*PROMPT*
How many lines in the records below hold the string "ホテル旅館の総合営業サポート"? Answer with the number alone.

*DATASET CONTENT*
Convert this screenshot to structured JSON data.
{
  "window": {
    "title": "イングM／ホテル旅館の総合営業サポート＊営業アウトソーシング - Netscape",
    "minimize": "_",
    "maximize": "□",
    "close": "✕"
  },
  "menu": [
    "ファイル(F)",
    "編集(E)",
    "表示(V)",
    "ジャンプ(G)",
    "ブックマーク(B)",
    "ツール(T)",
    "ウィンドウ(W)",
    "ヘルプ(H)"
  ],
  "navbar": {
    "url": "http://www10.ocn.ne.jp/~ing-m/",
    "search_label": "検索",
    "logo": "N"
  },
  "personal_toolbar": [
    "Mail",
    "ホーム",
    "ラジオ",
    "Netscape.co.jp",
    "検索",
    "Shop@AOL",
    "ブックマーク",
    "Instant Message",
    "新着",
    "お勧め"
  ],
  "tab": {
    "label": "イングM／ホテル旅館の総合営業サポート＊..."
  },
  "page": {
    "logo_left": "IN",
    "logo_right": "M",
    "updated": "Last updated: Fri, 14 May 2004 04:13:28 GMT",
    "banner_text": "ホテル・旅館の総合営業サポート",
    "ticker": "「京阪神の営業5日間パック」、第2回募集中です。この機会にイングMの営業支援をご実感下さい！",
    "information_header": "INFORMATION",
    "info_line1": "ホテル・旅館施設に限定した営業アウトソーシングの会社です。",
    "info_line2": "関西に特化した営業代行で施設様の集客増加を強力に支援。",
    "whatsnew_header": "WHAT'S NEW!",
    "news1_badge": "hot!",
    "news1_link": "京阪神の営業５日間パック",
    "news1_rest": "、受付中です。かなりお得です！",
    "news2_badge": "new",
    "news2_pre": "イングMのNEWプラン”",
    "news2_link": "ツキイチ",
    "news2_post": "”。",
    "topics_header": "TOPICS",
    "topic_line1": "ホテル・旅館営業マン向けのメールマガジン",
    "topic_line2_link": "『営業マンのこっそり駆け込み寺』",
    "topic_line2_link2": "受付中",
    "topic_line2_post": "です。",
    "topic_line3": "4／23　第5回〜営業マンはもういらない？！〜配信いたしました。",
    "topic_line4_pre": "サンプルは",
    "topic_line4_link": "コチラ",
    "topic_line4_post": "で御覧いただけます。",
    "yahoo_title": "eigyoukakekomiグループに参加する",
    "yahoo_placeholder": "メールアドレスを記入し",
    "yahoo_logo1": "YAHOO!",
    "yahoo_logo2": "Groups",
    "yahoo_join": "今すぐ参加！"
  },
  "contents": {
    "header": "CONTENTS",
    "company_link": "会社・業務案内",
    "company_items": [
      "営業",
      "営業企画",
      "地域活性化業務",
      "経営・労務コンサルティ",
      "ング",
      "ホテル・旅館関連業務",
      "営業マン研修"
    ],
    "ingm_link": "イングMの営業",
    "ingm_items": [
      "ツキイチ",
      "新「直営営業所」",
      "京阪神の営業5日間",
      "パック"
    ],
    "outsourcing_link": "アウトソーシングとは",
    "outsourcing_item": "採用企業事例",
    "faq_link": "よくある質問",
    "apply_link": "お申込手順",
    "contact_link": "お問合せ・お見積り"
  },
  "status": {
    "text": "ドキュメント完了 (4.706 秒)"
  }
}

*ANSWER BOX*
2